Agreed, that may be one reason. However, they picked a pretty high profile writer to steal from, and that doesn't seem a wise choice, simply because they were very likely to get caught. I'm just saying that it is possible that some of what she read (she did say she'd read two books by the author) could have stayed in her memory and resurfaced when she was writing her book. There is some evidence in cognitive research that suggests that this is not altogether far fetched.

One thing that does give me a flicker of doubt is that parody of the case, in which she blames the Indian educational system. It's true that Indian kids do have to learn just about everything by heart, and repeat it verbatim.
So she may have reproduced the stuff without actually looking at it in the other novel, from memory; however, I do believe it was consciously done.

icerose
04-28-2006, 09:29 PM
This gives me doubts as well. Anything I have memorized, I know that the source isn't from me, and I could not do it unconsciously. I do not believe that this was an innocent act. They got their hands caught in the cookie jar and are claiming sleepwalking is to blame.

veinglory
05-19-2006, 05:19 AM
heh: http://www.themorningnews.org/archives/contest/sloppy_seconds_with_opal_mehta.php

Richard White
05-19-2006, 06:05 AM
As someone who's worked for a packager (and a fairly notorious one), I'm having a little trouble here giving the kid a free pass.

Yes, I did work for hire. I do primarily media tie-in work currently (while working on some original stuff of my own). The only way to do media tie-in is to work either through a major publisher (aka Pocket) or a packager who gets the licensing rights and then hires out the work to other people (like me).

It's fun to play in other people's sandboxes, but everything I do still gets vetted, edited and all the other stuff. Even given impossible deadlines like some work for hires get (I think Keith deCandido said he got a Buffy book and had to turn it around a 90K book in 4 weeks and that included edits), there's still no excuse for an author to plagerize even to meet a deadline.

Somewhere in there, the author has to have some intestinal fortitude to say, "No, that's wrong."

on_the_verge
05-19-2006, 08:26 PM
Some of you are trying to see all possible views of this case, and that's fine. But please, there is no excuse for this kind of crap. I don't care who's to blame. All involved should bury their heads in the sand.

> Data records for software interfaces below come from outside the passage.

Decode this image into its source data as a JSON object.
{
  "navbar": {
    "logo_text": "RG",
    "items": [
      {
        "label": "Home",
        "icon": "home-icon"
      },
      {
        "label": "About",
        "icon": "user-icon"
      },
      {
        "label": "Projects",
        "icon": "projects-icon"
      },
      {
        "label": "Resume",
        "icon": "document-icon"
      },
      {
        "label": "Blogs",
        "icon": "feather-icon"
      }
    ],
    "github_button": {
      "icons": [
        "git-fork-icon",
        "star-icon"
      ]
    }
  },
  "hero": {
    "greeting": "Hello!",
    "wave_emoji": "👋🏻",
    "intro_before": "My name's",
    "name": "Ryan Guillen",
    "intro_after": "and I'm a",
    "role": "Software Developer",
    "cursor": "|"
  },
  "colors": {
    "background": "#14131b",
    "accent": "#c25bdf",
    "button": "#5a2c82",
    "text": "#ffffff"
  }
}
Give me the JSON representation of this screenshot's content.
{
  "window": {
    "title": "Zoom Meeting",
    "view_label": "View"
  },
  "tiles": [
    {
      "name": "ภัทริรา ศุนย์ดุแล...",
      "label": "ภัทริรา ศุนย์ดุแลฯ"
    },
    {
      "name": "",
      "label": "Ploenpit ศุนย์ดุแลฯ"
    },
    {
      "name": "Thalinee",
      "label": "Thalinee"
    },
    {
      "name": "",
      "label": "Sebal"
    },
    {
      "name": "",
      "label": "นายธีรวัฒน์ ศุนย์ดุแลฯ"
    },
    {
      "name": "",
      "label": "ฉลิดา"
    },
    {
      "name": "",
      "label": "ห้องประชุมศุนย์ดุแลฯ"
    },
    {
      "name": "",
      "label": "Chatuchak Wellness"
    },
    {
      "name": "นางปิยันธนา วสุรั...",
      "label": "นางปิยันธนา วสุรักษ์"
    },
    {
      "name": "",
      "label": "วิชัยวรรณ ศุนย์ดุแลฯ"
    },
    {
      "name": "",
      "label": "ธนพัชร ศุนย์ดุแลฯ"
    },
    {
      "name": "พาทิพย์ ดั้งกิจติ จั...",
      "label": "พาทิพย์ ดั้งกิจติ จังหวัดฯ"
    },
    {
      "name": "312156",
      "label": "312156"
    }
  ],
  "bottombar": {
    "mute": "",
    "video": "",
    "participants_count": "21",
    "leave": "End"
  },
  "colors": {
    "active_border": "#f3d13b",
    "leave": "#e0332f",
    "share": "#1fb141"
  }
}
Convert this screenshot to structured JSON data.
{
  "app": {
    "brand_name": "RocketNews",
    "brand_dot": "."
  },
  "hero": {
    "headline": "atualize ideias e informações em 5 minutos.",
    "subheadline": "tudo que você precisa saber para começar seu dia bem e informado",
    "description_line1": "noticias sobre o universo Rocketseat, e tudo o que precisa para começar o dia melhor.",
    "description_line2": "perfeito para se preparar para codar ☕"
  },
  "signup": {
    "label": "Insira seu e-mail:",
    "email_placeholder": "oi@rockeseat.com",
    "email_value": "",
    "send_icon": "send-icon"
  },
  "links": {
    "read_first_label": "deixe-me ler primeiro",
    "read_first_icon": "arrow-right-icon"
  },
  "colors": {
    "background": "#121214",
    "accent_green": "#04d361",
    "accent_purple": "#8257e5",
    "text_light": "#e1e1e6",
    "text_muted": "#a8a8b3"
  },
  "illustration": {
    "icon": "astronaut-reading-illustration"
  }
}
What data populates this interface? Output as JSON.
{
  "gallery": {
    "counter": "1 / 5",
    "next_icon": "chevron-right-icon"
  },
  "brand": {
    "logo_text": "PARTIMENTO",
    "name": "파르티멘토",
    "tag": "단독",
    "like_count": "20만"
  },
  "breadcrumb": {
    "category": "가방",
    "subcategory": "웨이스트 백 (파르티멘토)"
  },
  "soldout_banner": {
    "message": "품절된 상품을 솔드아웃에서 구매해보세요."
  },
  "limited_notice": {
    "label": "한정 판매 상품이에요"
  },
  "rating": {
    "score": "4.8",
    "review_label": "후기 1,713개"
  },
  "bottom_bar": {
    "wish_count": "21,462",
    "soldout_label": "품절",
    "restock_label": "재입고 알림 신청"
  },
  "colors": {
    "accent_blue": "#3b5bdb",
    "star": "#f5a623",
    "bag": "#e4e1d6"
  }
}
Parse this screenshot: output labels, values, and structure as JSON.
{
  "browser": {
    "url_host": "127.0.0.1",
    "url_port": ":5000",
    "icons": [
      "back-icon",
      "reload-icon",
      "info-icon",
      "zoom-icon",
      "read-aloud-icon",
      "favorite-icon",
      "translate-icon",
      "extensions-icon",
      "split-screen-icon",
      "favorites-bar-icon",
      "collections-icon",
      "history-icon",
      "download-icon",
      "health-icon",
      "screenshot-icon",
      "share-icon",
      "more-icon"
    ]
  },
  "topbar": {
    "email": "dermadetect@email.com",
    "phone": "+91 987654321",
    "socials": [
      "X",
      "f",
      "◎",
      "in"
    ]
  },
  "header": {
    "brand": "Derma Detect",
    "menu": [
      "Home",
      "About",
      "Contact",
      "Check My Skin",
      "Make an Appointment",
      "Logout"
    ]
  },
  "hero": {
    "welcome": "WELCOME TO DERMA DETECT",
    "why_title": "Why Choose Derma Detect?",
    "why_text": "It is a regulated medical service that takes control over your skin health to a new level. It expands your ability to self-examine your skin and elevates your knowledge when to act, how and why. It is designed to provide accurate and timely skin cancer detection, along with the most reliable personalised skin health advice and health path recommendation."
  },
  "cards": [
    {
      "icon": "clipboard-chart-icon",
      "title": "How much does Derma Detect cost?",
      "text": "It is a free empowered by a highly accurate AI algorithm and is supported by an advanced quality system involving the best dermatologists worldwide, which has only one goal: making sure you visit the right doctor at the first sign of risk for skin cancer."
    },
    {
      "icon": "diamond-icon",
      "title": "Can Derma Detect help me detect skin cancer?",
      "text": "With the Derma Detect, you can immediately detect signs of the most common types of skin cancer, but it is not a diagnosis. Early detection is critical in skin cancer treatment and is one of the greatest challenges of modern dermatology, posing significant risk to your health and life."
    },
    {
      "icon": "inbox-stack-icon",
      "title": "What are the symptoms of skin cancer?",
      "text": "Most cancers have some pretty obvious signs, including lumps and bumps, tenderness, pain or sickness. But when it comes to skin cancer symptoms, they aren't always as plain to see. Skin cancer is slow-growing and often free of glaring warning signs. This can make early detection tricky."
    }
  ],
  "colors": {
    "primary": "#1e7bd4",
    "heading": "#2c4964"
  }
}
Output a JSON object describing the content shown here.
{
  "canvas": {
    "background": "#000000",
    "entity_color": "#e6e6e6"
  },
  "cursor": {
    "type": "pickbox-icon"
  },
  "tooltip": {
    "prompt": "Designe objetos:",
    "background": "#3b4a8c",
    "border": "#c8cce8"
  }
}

pconsidine
05-19-2006, 08:32 PM
Meh.

If you want a newsworthy author apology, get Stephen King to apologize for It.

;) /end snark

Gillhoughly
05-19-2006, 09:27 PM
As one of my writer buds said, "She's a young, attractive, female minority in this country, can you say 'dollars out the whazoo?'

Too bad her pro career is forever marred, if not wholly ruined by this mess.